So says a recent report by the National Resources Defense Council, which found that pay-TV set-top boxes and digital-video recorders are costing U.S. consumers about $3 billion a year in energy bills.
Why are DVRs and cable boxes so power hungry? Because most of them consume almost as much juice when they’re (supposedly) powered off as when they’re up and running, with a whopping $2 billion in annual U.S. energy costs blamed on “sleeping” cable and satellite set-top boxes that are grinding away even while we’re not watching, according to the NRDC.
Indeed, the “typical” pay-TV home setup—one high-definition DVR, plus a regular HD cable box (for, say, the bedroom)—gobbles up 446 kilowatt hours a year, compared to just 415 kilowatt hours for a 21 cubic-foot, Energy Star-compliant refrigerator.
So, what’s the best way to keep your cable box from running up your electric bill?

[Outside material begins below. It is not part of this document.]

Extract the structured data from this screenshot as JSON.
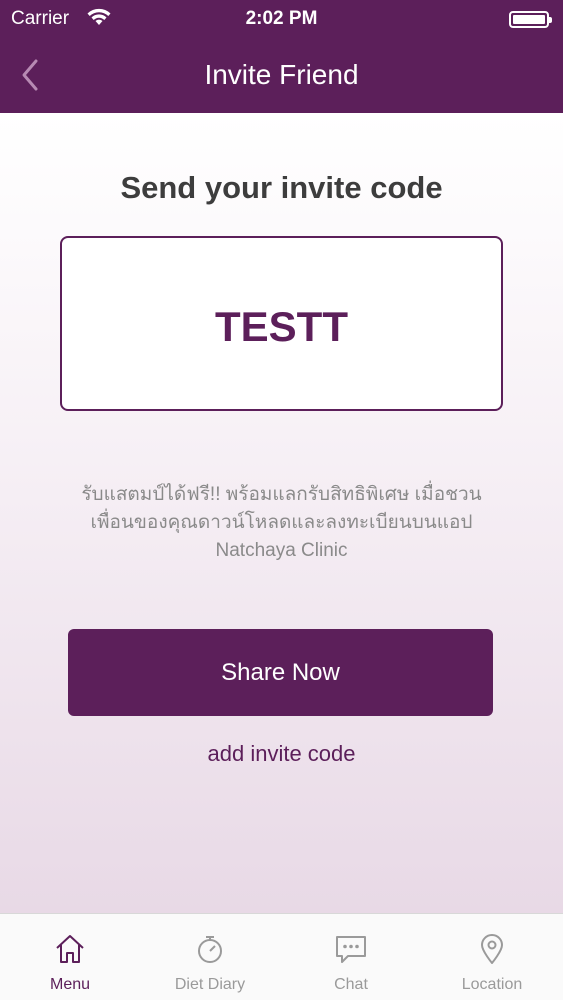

Unfortunately, there’s not much that we can do as ordinary consumers, given that DVRs and cable boxes draw so much power even in their so-called “sleep” modes. (Yes, you could always just unplug your DVR before going to bed, but that means your favorite late-night shows won’t get recorded.)
Instead, the onus is on pay-TV carriers and equipment manufactures to build more energy-efficient devices—ones that meet the latest Energy Star specifications and feature true, low-power sleep modes that can “wake up” in a reasonable amount of time, the NRDC recommends.
Also good, according to the report: those new “multi-room” DVR setups that use only one main digital video recorder in the living room and smaller, “thin” (and thus low-power) boxes that stream video to the other TVs in your home.